This is the first sight we get of the mountain as we round the bend. To the left of the path you can see there are a lot of pieces of sculpture, which all serve roughly the same role as jungle gyms for most of the people hiking this mountain, i.e. children climb all over them and adults ignore them entirely.

On the right: giant cherry made of CDs. In the back: giant cherry tomato made out of IUDs.

These two statues appear to me to be perfectly positioned. The sun-dappled ideal of Bucheon as the perfect place to raise a shimmering and perfect family, and the reality lurking in the shade of the salaryman trudging, and I mean like super speedwalker trudging to work, umbrella in hand, because, as if life weren't dismal enough, the guy on TV said it's supposed to rain.

Here's some more hackneyed social commentary cum gymboree equipment.

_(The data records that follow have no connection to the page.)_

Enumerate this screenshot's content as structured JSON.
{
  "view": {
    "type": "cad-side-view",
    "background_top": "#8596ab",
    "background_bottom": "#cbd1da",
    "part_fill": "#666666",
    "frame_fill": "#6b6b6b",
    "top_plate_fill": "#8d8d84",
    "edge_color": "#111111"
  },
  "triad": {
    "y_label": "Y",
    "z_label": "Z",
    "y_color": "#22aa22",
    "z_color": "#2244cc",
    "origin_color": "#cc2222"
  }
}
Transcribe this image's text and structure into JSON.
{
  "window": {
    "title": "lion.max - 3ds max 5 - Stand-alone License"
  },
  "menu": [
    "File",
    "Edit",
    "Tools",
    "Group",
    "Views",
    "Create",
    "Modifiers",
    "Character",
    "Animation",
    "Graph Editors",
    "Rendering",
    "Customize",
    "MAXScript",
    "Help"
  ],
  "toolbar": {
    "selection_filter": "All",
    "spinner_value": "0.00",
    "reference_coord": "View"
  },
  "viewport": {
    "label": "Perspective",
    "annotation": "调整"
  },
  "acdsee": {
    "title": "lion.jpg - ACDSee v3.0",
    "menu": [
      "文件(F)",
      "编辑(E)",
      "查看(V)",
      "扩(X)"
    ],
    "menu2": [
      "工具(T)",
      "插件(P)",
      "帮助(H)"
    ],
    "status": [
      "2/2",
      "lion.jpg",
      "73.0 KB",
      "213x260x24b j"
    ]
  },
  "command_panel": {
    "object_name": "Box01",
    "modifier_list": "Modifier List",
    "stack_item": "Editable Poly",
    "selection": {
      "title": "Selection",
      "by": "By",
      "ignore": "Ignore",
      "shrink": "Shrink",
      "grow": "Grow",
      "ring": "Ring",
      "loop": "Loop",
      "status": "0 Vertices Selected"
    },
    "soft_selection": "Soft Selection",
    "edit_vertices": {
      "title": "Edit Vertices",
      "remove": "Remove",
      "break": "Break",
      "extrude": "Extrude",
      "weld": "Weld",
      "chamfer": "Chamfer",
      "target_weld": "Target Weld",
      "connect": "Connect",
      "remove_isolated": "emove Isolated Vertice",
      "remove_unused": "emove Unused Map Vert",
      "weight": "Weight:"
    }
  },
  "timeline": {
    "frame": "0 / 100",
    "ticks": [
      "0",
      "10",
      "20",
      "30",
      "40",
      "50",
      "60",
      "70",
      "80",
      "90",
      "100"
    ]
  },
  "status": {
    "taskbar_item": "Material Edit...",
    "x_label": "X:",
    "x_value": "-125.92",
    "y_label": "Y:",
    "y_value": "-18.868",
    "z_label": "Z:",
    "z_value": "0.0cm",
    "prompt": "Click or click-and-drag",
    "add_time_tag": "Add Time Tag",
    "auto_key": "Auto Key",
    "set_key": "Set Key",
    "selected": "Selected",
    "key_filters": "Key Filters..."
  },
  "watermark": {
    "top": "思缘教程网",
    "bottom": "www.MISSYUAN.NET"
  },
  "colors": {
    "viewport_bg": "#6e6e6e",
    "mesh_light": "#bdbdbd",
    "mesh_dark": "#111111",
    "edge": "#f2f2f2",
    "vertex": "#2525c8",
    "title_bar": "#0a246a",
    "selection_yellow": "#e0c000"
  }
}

I really like the layout of this hillside here, it's like some kind of mid-nineties test film that Pixar made to woo investors or something. Unfortunately the paint is chipping off of the red steel parabolic curve on the right, slightly detracting from the effect of the thing.

But enough sculpture, excelsior!

Another nice metaphor: the big broad paved road here is a complete dead end, winding up at a locked gate to a field full of pipes somehow vital for Northwest Bucheon's municipal water system. The tiny right turn is the way to go.

I lack the vision to be able to tell whether or not this scene would be nicer without the giant pinwheels.

Here's a grave or two.

And your back on your way.

Inside this head there is an honest to god jungle gym of the real kind, but it seems, to me at least, to be unenjoyable. This is no abortive attempt at a joke.

Here's my favorite piece of sculpture on the mountain. Manhole cracked, bass writhing, bald man in a suit jacket holding an enigmatic flute/paintbrush/'tool' cigarette-style and appearing to be reeling from the fishing trip. Why?

This is more or less the adult jungle gym portion of Chunui Mountain. On the right is some more low-key sculpture and on the left is some untarnishable indestructible public-use exercise equipment.

Seesaws, waist-twisting machines, and arm swinging machines.

Here's Bucheon stadium, seen from afar. If Mad Max comes to pass, this will be someone's stronghold.

Time to mount the summit, really really.

Oh, not yet, here's a rest stop. OK, now it's time to reach the top.

We're getting there.

Tada, Chunui Pavilion (춘의정). This is the catbird's seat from which to get hazy pictures of all the Bucheon landmarks.

On the left, the much talked-about Doosan We've apartments. The cream colored building on the left is the GS Square Department Store.

Cracking through the trees, it's Bucheon station (and Emart).

Pulling out, we can once again see Chunui-dong with Doosan We've in the background.

Here's the view off to the Northwest, and a bunch of stuff I don't recognize, including some of Incheon.

This is what the inside of Chunui Pavilion looks like.

On the way down I passed a woman swinging a farcically large hula loop, apparently under the impression that this was some sort of exercise.

And just as it began, so ends our trip up Chunui Mountain. Do check it out if you're in the neighborhood.